* _PROBLEM STATEMENT_
In the listing below, locate the lines that hold "text" and copy them.

*** RECORDS FOR THIS TASK ***

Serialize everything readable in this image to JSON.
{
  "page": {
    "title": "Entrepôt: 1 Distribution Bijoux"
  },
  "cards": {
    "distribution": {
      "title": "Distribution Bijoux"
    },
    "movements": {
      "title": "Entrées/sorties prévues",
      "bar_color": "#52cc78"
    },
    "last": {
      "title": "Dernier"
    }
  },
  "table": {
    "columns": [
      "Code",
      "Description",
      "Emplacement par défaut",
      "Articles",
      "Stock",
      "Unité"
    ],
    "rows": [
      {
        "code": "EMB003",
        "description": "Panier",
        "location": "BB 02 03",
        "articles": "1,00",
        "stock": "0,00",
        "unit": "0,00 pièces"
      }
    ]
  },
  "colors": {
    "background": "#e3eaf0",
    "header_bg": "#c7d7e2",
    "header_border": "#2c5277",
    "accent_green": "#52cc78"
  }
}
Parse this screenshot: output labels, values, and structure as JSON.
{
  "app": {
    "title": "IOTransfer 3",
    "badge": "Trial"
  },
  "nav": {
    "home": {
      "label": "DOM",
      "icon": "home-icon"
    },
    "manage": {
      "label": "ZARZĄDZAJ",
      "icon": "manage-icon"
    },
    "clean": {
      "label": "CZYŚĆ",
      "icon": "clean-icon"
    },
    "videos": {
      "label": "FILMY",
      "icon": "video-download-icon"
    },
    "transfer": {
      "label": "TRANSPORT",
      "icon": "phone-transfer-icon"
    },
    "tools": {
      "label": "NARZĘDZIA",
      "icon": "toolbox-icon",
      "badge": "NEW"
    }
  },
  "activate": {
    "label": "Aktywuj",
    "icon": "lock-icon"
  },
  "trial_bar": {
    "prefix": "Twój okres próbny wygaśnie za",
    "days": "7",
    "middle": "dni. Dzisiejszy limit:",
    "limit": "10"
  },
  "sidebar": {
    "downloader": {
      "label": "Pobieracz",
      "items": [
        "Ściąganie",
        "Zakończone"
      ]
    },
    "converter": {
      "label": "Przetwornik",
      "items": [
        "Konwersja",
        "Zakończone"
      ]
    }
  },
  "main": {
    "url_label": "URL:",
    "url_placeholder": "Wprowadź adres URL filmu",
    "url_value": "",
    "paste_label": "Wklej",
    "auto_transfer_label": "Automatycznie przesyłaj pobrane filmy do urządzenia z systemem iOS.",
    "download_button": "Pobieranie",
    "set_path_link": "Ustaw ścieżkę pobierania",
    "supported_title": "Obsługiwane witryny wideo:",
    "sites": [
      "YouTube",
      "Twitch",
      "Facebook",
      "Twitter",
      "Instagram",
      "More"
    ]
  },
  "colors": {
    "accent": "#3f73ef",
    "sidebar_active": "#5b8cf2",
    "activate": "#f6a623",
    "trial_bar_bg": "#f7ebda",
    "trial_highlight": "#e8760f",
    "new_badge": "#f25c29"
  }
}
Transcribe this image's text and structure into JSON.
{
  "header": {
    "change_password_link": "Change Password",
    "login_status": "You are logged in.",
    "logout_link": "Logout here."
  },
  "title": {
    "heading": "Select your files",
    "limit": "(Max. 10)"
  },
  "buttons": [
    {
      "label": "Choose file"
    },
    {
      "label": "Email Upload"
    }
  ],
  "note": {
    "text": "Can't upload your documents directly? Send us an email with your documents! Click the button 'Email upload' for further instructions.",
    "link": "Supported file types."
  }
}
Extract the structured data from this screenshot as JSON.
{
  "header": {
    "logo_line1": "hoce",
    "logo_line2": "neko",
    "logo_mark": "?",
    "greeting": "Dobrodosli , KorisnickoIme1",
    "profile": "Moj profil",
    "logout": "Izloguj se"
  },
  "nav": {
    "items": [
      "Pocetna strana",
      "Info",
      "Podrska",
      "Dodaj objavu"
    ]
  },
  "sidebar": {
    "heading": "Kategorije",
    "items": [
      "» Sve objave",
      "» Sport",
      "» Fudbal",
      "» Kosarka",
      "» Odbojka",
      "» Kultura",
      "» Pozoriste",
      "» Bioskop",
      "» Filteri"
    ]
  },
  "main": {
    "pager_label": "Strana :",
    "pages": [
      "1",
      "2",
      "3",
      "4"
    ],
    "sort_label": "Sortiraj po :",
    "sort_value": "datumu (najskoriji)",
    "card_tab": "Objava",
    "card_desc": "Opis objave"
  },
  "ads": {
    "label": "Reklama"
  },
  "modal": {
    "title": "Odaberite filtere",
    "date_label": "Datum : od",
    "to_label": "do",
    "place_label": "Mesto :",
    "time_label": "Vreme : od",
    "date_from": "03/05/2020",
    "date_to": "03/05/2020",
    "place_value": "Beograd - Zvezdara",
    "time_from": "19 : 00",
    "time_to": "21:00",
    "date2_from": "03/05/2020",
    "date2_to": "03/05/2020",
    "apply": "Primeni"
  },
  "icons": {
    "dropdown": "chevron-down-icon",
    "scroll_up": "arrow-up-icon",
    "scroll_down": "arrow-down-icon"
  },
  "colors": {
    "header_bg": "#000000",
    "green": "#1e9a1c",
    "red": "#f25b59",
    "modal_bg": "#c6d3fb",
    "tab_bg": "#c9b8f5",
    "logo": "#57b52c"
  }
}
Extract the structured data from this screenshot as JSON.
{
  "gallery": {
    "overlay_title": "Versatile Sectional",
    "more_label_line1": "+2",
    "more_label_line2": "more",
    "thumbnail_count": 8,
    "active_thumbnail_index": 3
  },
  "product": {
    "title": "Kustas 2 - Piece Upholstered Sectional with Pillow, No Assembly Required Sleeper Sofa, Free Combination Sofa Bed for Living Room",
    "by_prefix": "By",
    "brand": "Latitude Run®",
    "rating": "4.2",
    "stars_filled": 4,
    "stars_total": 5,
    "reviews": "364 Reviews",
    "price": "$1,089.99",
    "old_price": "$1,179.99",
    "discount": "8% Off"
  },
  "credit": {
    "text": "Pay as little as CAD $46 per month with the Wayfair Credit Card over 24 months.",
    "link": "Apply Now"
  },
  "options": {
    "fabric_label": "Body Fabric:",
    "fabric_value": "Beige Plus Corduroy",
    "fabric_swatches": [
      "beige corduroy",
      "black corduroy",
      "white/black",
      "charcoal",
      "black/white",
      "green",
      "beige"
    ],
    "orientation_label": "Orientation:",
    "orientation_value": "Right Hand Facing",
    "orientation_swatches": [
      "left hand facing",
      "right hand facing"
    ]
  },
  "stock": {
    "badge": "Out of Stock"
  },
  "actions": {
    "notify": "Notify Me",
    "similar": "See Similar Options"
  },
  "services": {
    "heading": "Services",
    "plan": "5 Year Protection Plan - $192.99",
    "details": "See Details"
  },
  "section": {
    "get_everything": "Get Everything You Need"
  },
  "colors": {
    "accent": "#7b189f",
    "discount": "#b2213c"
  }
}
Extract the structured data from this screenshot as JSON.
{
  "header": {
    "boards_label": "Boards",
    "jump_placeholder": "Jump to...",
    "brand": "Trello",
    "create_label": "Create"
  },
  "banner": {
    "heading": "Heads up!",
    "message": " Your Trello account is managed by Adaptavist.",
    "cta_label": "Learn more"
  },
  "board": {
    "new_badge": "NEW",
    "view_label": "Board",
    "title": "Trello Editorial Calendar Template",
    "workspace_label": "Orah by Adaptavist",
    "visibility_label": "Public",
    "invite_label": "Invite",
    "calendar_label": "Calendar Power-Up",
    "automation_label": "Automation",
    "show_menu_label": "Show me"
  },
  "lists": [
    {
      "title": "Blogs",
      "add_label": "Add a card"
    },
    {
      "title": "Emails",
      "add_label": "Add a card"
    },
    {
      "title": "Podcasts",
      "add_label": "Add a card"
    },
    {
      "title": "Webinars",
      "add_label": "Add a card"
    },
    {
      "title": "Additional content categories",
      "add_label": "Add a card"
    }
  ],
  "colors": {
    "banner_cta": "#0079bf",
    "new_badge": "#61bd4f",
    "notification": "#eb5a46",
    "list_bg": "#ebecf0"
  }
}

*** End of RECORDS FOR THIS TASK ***

* _EXERCISE ANSWER_
Transcribe this image's text and structure into JSON.
    "text": "Can't upload your documents directly? Send us an email with your documents! Click the button 'Email upload' for further instructions.",
    "text": "Pay as little as CAD $46 per month with the Wayfair Credit Card over 24 months.",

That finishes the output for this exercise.